By 1993, an assessment said Mr. Hussein's basic goals were to maintain power "by any means," to regain internal control, to rebuild the military, including illicit weapons, and to make Iraq "the dominant regional power." But the agencies warned that they were "hindered by the dearth of solid information."

An assessment in early 1995 called Iraq "an immediate source of concern and a long-term threat to U.S. strategic interests in the Persian Gulf," but the State Department's view in the document called it "impossible to predict with confidence whether Saddam will choose confrontation or opt for a period of quiescence and cooperation." The military's view in the document was that Iraq had "at least some chance" of striking quickly into Saudi oil fields.

Other reports that year warned of Mr. Hussein's "unpredictability and proclivity for dramatic and rash behavior" but said only "marginal" rebuilding of the military had occurred. Without a "large, standing coalition military presence" in the region, one said, there could be no guarantee of deterring him.

From about 1999 on, though, assessments "noted that the condition of all Iraqi military branches was poor," the Senate committee found.

In 2002, a report judged "that Iraqi military morale and battlefield cohesion are more fragile today than in 1991."

By January 2003, an assessment found that "Saddam probably will not initiate hostilities for fear of providing Washington with justification to invade Iraq. Nevertheless, he might deal the first blow, especially if he perceives that an attack intended to end his regime is imminent."

By March 17, 2003, Mr. Bush promised that the time of such risks was about to end.

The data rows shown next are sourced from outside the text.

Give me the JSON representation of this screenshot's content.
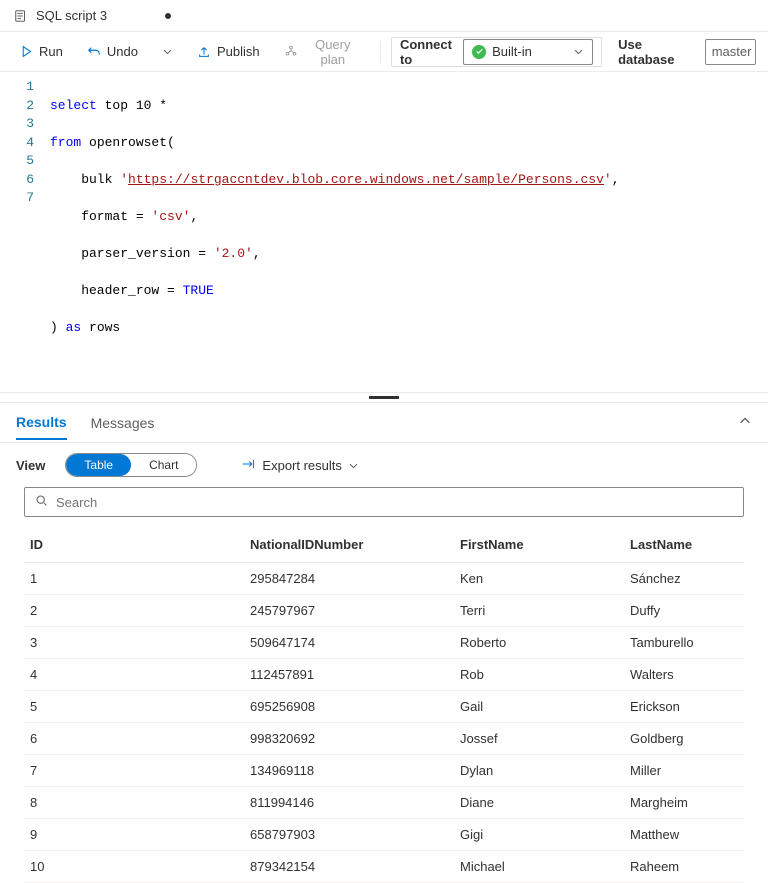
{
  "tab": {
    "title": "SQL script 3",
    "dirty": true
  },
  "toolbar": {
    "run": "Run",
    "undo": "Undo",
    "publish": "Publish",
    "query_plan": "Query plan",
    "connect_to": "Connect to",
    "connection": "Built-in",
    "use_database": "Use database",
    "database": "master"
  },
  "editor": {
    "lines": [
      "1",
      "2",
      "3",
      "4",
      "5",
      "6",
      "7"
    ],
    "code": {
      "l1_a": "select",
      "l1_b": " top ",
      "l1_c": "10",
      "l1_d": " *",
      "l2_a": "from",
      "l2_b": " openrowset(",
      "l3_a": "    bulk ",
      "l3_b": "'",
      "l3_c": "https://strgaccntdev.blob.core.windows.net/sample/Persons.csv",
      "l3_d": "'",
      "l3_e": ",",
      "l4_a": "    format = ",
      "l4_b": "'csv'",
      "l4_c": ",",
      "l5_a": "    parser_version = ",
      "l5_b": "'2.0'",
      "l5_c": ",",
      "l6_a": "    header_row = ",
      "l6_b": "TRUE",
      "l7_a": ") ",
      "l7_b": "as",
      "l7_c": " rows"
    }
  },
  "results_tabs": {
    "results": "Results",
    "messages": "Messages"
  },
  "view": {
    "label": "View",
    "table": "Table",
    "chart": "Chart",
    "export": "Export results"
  },
  "search": {
    "placeholder": "Search"
  },
  "columns": {
    "c1": "ID",
    "c2": "NationalIDNumber",
    "c3": "FirstName",
    "c4": "LastName"
  },
  "rows": [
    {
      "id": "1",
      "nid": "295847284",
      "fn": "Ken",
      "ln": "Sánchez"
    },
    {
      "id": "2",
      "nid": "245797967",
      "fn": "Terri",
      "ln": "Duffy"
    },
    {
      "id": "3",
      "nid": "509647174",
      "fn": "Roberto",
      "ln": "Tamburello"
    },
    {
      "id": "4",
      "nid": "112457891",
      "fn": "Rob",
      "ln": "Walters"
    },
    {
      "id": "5",
      "nid": "695256908",
      "fn": "Gail",
      "ln": "Erickson"
    },
    {
      "id": "6",
      "nid": "998320692",
      "fn": "Jossef",
      "ln": "Goldberg"
    },
    {
      "id": "7",
      "nid": "134969118",
      "fn": "Dylan",
      "ln": "Miller"
    },
    {
      "id": "8",
      "nid": "811994146",
      "fn": "Diane",
      "ln": "Margheim"
    },
    {
      "id": "9",
      "nid": "658797903",
      "fn": "Gigi",
      "ln": "Matthew"
    },
    {
      "id": "10",
      "nid": "879342154",
      "fn": "Michael",
      "ln": "Raheem"
    }
  ]
}
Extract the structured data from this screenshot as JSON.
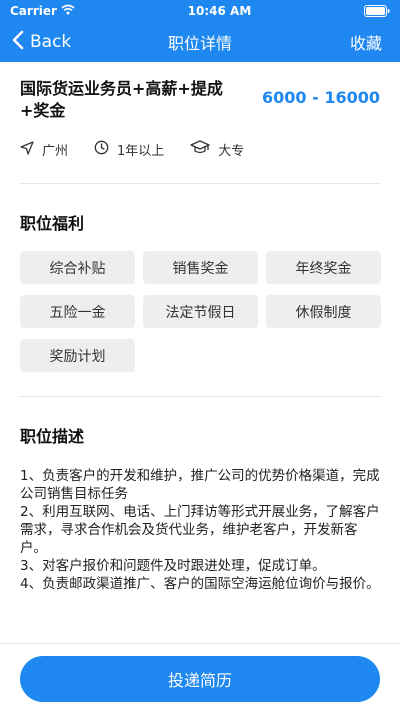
{
  "status_bar": {
    "carrier": "Carrier",
    "time": "10:46 AM"
  },
  "nav": {
    "back_label": "Back",
    "title": "职位详情",
    "favorite_label": "收藏"
  },
  "job": {
    "title": "国际货运业务员+高薪+提成+奖金",
    "salary": "6000 - 16000",
    "location": "广州",
    "experience": "1年以上",
    "education": "大专"
  },
  "benefits": {
    "title": "职位福利",
    "tags": [
      "综合补贴",
      "销售奖金",
      "年终奖金",
      "五险一金",
      "法定节假日",
      "休假制度",
      "奖励计划"
    ]
  },
  "description": {
    "title": "职位描述",
    "lines": [
      "1、负责客户的开发和维护，推广公司的优势价格渠道，完成公司销售目标任务",
      "2、利用互联网、电话、上门拜访等形式开展业务，了解客户需求，寻求合作机会及货代业务，维护老客户，开发新客户。",
      "3、对客户报价和问题件及时跟进处理，促成订单。",
      "4、负责邮政渠道推广、客户的国际空海运舱位询价与报价。"
    ]
  },
  "apply": {
    "label": "投递简历"
  },
  "colors": {
    "primary": "#1e87f0",
    "tag_bg": "#eeeeee"
  },
  "icons": {
    "location": "location-arrow-icon",
    "experience": "clock-icon",
    "education": "graduation-cap-icon"
  }
}
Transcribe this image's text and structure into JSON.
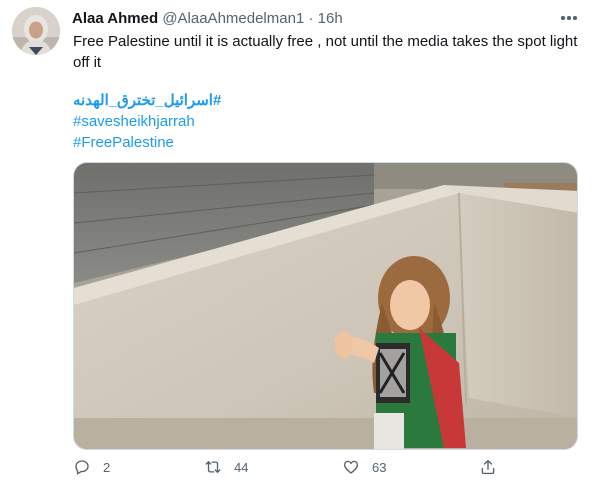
{
  "tweet": {
    "author_name": "Alaa Ahmed",
    "handle": "@AlaaAhmedelman1",
    "separator": "·",
    "time": "16h",
    "text": "Free Palestine until it is actually free , not until the media takes the spot light off it",
    "hashtags": [
      "#اسرائيل_تخترق_الهدنه",
      "#savesheikhjarrah",
      "#FreePalestine"
    ]
  },
  "actions": {
    "reply_count": "2",
    "retweet_count": "44",
    "like_count": "63"
  },
  "icons": {
    "more": "more-options-icon",
    "reply": "reply-icon",
    "retweet": "retweet-icon",
    "like": "heart-icon",
    "share": "share-icon"
  },
  "colors": {
    "link": "#1d9bf0",
    "secondary": "#536471",
    "text": "#0f1419"
  }
}
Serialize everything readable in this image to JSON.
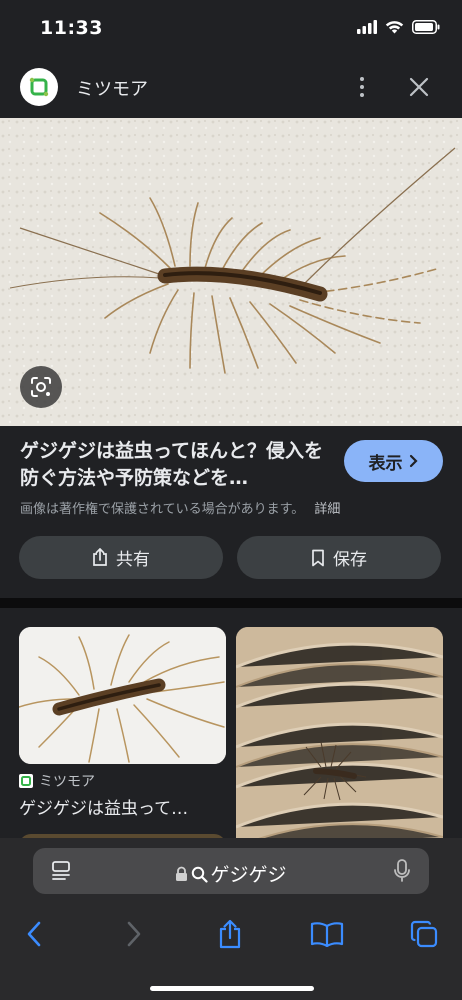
{
  "status_bar": {
    "time": "11:33"
  },
  "header": {
    "site_name": "ミツモア",
    "icons": [
      "mitsumoa-logo-icon",
      "more-vert-icon",
      "close-icon"
    ]
  },
  "hero": {
    "lens_icon": "google-lens-icon"
  },
  "result": {
    "title": "ゲジゲジは益虫ってほんと？侵入を防ぐ方法や予防策などを…",
    "visit_label": "表示",
    "copyright_note": "画像は著作権で保護されている場合があります。",
    "details_link": "詳細",
    "share_label": "共有",
    "save_label": "保存"
  },
  "related": [
    {
      "source": "ミツモア",
      "title": "ゲジゲジは益虫って…"
    }
  ],
  "address_bar": {
    "query": "ゲジゲジ"
  },
  "toolbar": {
    "icons": [
      "back-icon",
      "forward-icon",
      "share-icon",
      "bookmarks-icon",
      "tabs-icon"
    ]
  },
  "colors": {
    "accent": "#8ab4f8",
    "background": "#202124",
    "button_bg": "#3c4043"
  }
}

"In a free Iraq there will be no more wars of aggression against your neighbors," he said. "The tyrant will soon be gone."